Treatment urged to aid ailing river

00:13, Feb 05 2014
Maitai River
TOXIC PROBLEM: An algae warning sign on the Maitai River.

The Cawthron Institute says that aerating the Maitai Reservoir is the best option to improve the declining water quality of Nelson's Maitai River, and that it could be done for $70,000 or less.

The city council's resource consents for the reservoir expire in 2017, 30 years since it built the controversial earth dam on the river's North Branch to ensure a reliable water supply for Nelson.

Last year it commissioned a series of reports from Cawthron, the independent Nelson-based science institute with an international reputation for its work on water quality.

This dovetails with growing concerns around the greater presence of deadly cyanobacteria in the river, continuing problems with sewage intrusion in the lower reaches and the formation of a new group aiming to help restore and protect the river, Friends of the Maitai.
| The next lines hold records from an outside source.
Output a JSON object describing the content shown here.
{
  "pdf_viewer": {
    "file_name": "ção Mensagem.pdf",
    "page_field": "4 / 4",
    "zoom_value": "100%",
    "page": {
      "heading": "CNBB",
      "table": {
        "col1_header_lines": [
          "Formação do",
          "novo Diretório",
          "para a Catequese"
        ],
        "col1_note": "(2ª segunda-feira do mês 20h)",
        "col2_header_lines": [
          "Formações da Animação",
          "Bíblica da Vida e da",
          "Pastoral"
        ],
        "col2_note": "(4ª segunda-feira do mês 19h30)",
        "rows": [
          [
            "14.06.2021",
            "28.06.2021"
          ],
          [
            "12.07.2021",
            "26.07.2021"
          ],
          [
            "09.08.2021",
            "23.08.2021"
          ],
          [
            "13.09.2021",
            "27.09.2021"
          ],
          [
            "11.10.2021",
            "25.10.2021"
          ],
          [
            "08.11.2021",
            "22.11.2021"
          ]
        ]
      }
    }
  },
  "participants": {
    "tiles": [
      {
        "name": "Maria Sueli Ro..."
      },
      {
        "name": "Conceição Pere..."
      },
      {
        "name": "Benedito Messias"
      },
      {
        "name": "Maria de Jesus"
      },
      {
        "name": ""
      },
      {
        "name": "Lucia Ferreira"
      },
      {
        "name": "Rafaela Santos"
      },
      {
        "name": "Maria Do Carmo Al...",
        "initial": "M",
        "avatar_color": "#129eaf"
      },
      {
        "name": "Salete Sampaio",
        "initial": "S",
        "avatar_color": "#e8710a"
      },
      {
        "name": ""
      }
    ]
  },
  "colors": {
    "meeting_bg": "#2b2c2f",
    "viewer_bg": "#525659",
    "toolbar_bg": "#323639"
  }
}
Cawthron's scientists conclude in the reports that the effects of forestry and faecal contamination from human waste are the two biggest threats to the river.

They say the impact of the Maitai Dam is likely to be "comparatively minor" compared to the other pressures.


But their report on the dam's impact lists three "specific ecological issues" arising from the dam: higher concentrations of naturally occurring heavy metals, restricted passage for trout and native fish, and changes in water chemistry that potentially favour cyanobacteria, the cause of a number of dog deaths and repeated warnings against swimming.

A report on options for improving water quality says the reservoir could be aerated with a United States system costing $60,000-$70,000, plus installation and running costs, with the possibility of more cost-effective options within New Zealand.

Such a system would mix the layers of water in the reservoir, re-oxygenate the lower levels and alleviate the problem of micronutrients being released from the reservoir sediments in times of low oxygen, to be eventually discharged into the river.

Cyanobacteria is known to have killed dogs exposed to it in the Maitai, Waimea and Takaka rivers, and around the country. They are drawn to the pungent mats it forms when it blooms and becomes toxic, and there is concern that people, especially children, could be badly affected if they ingest any while swimming.

It has been a particular problem in the Maitai since 2009, with the city council forced to issue regular summer warnings against using the river's string of popular swimming holes dotted from within the city to near the 32-hectare reservoir, which is permanently closed to public access apart from viewing.

Faecal contamination of the lower reaches has been occurring for longer, with a warning against swimming in the stretch from the Collingwood St Bridge to the outlet in Nelson Haven in place since 2007.

Leaks in the old sewers of the Wood and city are considered to be the main cause, with bird droppings sometimes also implicated.

In 2009 Consumer magazine labelled the former Collingwood St bridge swimming hole as one of the 30 most polluted in the country.

Friends of the Maitai, formed at the end of last year, is working on practical measures to improve the river's health, such as riparian plantings and voluntary monitoring.

Spokeswoman Ami Kennedy said the group, so far mainly comprising residents of the Nile St-Cleveland Tce neighbourhood, wanted to offer help rather than criticise the council.

"This is our commons, we should all be working towards caring for it and not feeling that it is out of our hands."

The Maitai's wellbeing is also of keen interest to Fish & Game, the statutory organisation, funded by licence-holders, which represents anglers and hunters and provides co-ordination of the management, enhancement and maintenance of sports fish and game.

Regional manager Neil Deans said the river was "a treasure", an urban stream that until 20 years ago had traditionally been abundant with small trout.

"We may never be certain but there's a coincidence in time between the operation of the dam and the demise of the fishery - I have to confess to being somewhat suspicious," Mr Deans said.

The reservoir is filled from the Maitai's tannin-stained North

Branch and is mainly used to supply a consistent minimum flow to the river downstream of the dam.

Most of the city's water is drawn from the river's South Branch just upstream of the dam, and piped to the council's water treatment plant.

When the river floods and is discoloured, the city temporarily switches to water from the reservoir, which is also used to top up the system during peak demand.

Nelson City Council communications manager Angela Ricker said trials were under way on options for varying the source of dam water intake to improve water quality in the reservoir and river.

"Mechanical aeration may be further investigated depending upon the results achieved from the variations to operating processes currently being trialled."

She said the council had a programme to track stormwater drains for cross-connections to the sewers.

"Those found so far have been fixed but we suspect there are more, so that work is ongoing."

There was continued concern about the contamination in the Collingwood St Bridge area, Ms Ricker said.

The Nelson Mail